**** Study material ****

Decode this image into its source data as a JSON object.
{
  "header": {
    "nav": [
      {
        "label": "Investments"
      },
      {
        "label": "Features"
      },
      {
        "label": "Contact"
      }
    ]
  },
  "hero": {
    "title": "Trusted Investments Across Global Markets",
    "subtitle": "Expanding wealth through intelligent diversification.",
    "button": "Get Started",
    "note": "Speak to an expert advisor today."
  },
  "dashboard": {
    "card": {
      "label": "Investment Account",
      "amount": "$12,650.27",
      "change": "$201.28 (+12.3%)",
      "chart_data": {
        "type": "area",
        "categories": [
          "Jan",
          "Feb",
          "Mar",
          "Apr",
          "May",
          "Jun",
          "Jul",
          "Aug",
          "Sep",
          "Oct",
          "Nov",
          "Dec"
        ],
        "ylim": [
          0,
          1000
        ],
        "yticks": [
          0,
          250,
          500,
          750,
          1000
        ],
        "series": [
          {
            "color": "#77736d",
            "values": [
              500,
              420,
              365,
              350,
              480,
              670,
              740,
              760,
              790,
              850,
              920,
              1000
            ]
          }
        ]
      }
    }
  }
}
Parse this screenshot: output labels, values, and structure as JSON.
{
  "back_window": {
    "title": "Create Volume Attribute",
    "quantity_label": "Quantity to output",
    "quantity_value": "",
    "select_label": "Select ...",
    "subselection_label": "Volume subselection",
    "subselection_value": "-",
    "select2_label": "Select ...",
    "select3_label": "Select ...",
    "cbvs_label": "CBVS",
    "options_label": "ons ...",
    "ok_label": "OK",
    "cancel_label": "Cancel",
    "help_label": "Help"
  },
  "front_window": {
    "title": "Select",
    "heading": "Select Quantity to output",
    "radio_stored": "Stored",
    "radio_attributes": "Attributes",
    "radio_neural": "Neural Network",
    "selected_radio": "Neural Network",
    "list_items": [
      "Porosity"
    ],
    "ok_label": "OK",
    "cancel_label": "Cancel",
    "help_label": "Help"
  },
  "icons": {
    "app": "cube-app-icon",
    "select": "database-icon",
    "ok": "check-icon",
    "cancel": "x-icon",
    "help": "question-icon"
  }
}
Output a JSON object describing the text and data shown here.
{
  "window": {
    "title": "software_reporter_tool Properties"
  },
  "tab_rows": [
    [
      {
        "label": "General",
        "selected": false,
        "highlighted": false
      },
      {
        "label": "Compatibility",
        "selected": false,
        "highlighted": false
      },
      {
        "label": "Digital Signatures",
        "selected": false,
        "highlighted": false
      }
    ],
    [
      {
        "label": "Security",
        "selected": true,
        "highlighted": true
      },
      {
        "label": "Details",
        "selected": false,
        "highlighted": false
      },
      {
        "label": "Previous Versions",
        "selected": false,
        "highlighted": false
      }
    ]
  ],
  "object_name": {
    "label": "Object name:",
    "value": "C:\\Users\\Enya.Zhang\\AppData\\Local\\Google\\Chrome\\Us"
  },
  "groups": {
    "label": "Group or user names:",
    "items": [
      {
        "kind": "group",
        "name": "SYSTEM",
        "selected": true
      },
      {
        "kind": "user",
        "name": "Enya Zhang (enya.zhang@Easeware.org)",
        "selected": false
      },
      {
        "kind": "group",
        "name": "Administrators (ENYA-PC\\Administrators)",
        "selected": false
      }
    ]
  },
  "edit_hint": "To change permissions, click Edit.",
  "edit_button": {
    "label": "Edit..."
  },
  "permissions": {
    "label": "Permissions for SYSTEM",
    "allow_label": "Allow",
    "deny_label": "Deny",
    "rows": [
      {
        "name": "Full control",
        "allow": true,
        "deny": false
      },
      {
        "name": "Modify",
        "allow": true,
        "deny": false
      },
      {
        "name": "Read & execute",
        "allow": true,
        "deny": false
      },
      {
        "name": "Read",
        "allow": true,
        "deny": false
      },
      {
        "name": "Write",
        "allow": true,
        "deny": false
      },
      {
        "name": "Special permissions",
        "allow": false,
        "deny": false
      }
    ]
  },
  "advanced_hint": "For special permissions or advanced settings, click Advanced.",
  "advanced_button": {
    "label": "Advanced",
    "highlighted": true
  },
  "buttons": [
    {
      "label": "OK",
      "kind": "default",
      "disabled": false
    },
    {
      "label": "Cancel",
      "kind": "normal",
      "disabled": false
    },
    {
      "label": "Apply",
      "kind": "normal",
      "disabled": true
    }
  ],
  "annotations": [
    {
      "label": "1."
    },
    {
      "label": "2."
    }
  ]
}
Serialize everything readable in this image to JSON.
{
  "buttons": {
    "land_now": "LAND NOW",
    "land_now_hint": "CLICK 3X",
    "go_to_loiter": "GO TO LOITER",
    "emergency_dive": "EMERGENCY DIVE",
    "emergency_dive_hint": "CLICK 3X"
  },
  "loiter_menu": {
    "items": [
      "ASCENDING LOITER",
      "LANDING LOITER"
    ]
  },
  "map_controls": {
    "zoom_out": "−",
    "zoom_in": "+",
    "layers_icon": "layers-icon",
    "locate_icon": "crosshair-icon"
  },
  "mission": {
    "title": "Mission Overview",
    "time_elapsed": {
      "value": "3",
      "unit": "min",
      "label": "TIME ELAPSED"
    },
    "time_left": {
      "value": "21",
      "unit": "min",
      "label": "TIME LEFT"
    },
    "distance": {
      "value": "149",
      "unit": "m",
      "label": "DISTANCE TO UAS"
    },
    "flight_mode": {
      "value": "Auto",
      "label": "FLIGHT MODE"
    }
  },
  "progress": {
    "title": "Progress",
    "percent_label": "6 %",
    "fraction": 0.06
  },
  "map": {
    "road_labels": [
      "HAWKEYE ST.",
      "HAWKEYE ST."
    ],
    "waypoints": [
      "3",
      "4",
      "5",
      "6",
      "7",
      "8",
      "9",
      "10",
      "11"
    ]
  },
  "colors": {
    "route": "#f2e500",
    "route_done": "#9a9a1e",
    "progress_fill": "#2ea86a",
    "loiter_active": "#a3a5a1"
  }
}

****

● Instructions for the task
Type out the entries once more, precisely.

● Output for this exercise
Decode this image into its source data as a JSON object.
{
  "header": {
    "nav": [
      {
        "label": "Investments"
      },
      {
        "label": "Features"
      },
      {
        "label": "Contact"
      }
    ]
  },
  "hero": {
    "title": "Trusted Investments Across Global Markets",
    "subtitle": "Expanding wealth through intelligent diversification.",
    "button": "Get Started",
    "note": "Speak to an expert advisor today."
  },
  "dashboard": {
    "card": {
      "label": "Investment Account",
      "amount": "$12,650.27",
      "change": "$201.28 (+12.3%)",
      "chart_data": {
        "type": "area",
        "categories": [
          "Jan",
          "Feb",
          "Mar",
          "Apr",
          "May",
          "Jun",
          "Jul",
          "Aug",
          "Sep",
          "Oct",
          "Nov",
          "Dec"
        ],
        "ylim": [
          0,
          1000
        ],
        "yticks": [
          0,
          250,
          500,
          750,
          1000
        ],
        "series": [
          {
            "color": "#77736d",
            "values": [
              500,
              420,
              365,
              350,
              480,
              670,
              740,
              760,
              790,
              850,
              920,
              1000
            ]
          }
        ]
      }
    }
  }
}
Parse this screenshot: output labels, values, and structure as JSON.
{
  "back_window": {
    "title": "Create Volume Attribute",
    "quantity_label": "Quantity to output",
    "quantity_value": "",
    "select_label": "Select ...",
    "subselection_label": "Volume subselection",
    "subselection_value": "-",
    "select2_label": "Select ...",
    "select3_label": "Select ...",
    "cbvs_label": "CBVS",
    "options_label": "ons ...",
    "ok_label": "OK",
    "cancel_label": "Cancel",
    "help_label": "Help"
  },
  "front_window": {
    "title": "Select",
    "heading": "Select Quantity to output",
    "radio_stored": "Stored",
    "radio_attributes": "Attributes",
    "radio_neural": "Neural Network",
    "selected_radio": "Neural Network",
    "list_items": [
      "Porosity"
    ],
    "ok_label": "OK",
    "cancel_label": "Cancel",
    "help_label": "Help"
  },
  "icons": {
    "app": "cube-app-icon",
    "select": "database-icon",
    "ok": "check-icon",
    "cancel": "x-icon",
    "help": "question-icon"
  }
}
Output a JSON object describing the text and data shown here.
{
  "window": {
    "title": "software_reporter_tool Properties"
  },
  "tab_rows": [
    [
      {
        "label": "General",
        "selected": false,
        "highlighted": false
      },
      {
        "label": "Compatibility",
        "selected": false,
        "highlighted": false
      },
      {
        "label": "Digital Signatures",
        "selected": false,
        "highlighted": false
      }
    ],
    [
      {
        "label": "Security",
        "selected": true,
        "highlighted": true
      },
      {
        "label": "Details",
        "selected": false,
        "highlighted": false
      },
      {
        "label": "Previous Versions",
        "selected": false,
        "highlighted": false
      }
    ]
  ],
  "object_name": {
    "label": "Object name:",
    "value": "C:\\Users\\Enya.Zhang\\AppData\\Local\\Google\\Chrome\\Us"
  },
  "groups": {
    "label": "Group or user names:",
    "items": [
      {
        "kind": "group",
        "name": "SYSTEM",
        "selected": true
      },
      {
        "kind": "user",
        "name": "Enya Zhang (enya.zhang@Easeware.org)",
        "selected": false
      },
      {
        "kind": "group",
        "name": "Administrators (ENYA-PC\\Administrators)",
        "selected": false
      }
    ]
  },
  "edit_hint": "To change permissions, click Edit.",
  "edit_button": {
    "label": "Edit..."
  },
  "permissions": {
    "label": "Permissions for SYSTEM",
    "allow_label": "Allow",
    "deny_label": "Deny",
    "rows": [
      {
        "name": "Full control",
        "allow": true,
        "deny": false
      },
      {
        "name": "Modify",
        "allow": true,
        "deny": false
      },
      {
        "name": "Read & execute",
        "allow": true,
        "deny": false
      },
      {
        "name": "Read",
        "allow": true,
        "deny": false
      },
      {
        "name": "Write",
        "allow": true,
        "deny": false
      },
      {
        "name": "Special permissions",
        "allow": false,
        "deny": false
      }
    ]
  },
  "advanced_hint": "For special permissions or advanced settings, click Advanced.",
  "advanced_button": {
    "label": "Advanced",
    "highlighted": true
  },
  "buttons": [
    {
      "label": "OK",
      "kind": "default",
      "disabled": false
    },
    {
      "label": "Cancel",
      "kind": "normal",
      "disabled": false
    },
    {
      "label": "Apply",
      "kind": "normal",
      "disabled": true
    }
  ],
  "annotations": [
    {
      "label": "1."
    },
    {
      "label": "2."
    }
  ]
}
Serialize everything readable in this image to JSON.
{
  "buttons": {
    "land_now": "LAND NOW",
    "land_now_hint": "CLICK 3X",
    "go_to_loiter": "GO TO LOITER",
    "emergency_dive": "EMERGENCY DIVE",
    "emergency_dive_hint": "CLICK 3X"
  },
  "loiter_menu": {
    "items": [
      "ASCENDING LOITER",
      "LANDING LOITER"
    ]
  },
  "map_controls": {
    "zoom_out": "−",
    "zoom_in": "+",
    "layers_icon": "layers-icon",
    "locate_icon": "crosshair-icon"
  },
  "mission": {
    "title": "Mission Overview",
    "time_elapsed": {
      "value": "3",
      "unit": "min",
      "label": "TIME ELAPSED"
    },
    "time_left": {
      "value": "21",
      "unit": "min",
      "label": "TIME LEFT"
    },
    "distance": {
      "value": "149",
      "unit": "m",
      "label": "DISTANCE TO UAS"
    },
    "flight_mode": {
      "value": "Auto",
      "label": "FLIGHT MODE"
    }
  },
  "progress": {
    "title": "Progress",
    "percent_label": "6 %",
    "fraction": 0.06
  },
  "map": {
    "road_labels": [
      "HAWKEYE ST.",
      "HAWKEYE ST."
    ],
    "waypoints": [
      "3",
      "4",
      "5",
      "6",
      "7",
      "8",
      "9",
      "10",
      "11"
    ]
  },
  "colors": {
    "route": "#f2e500",
    "route_done": "#9a9a1e",
    "progress_fill": "#2ea86a",
    "loiter_active": "#a3a5a1"
  }
}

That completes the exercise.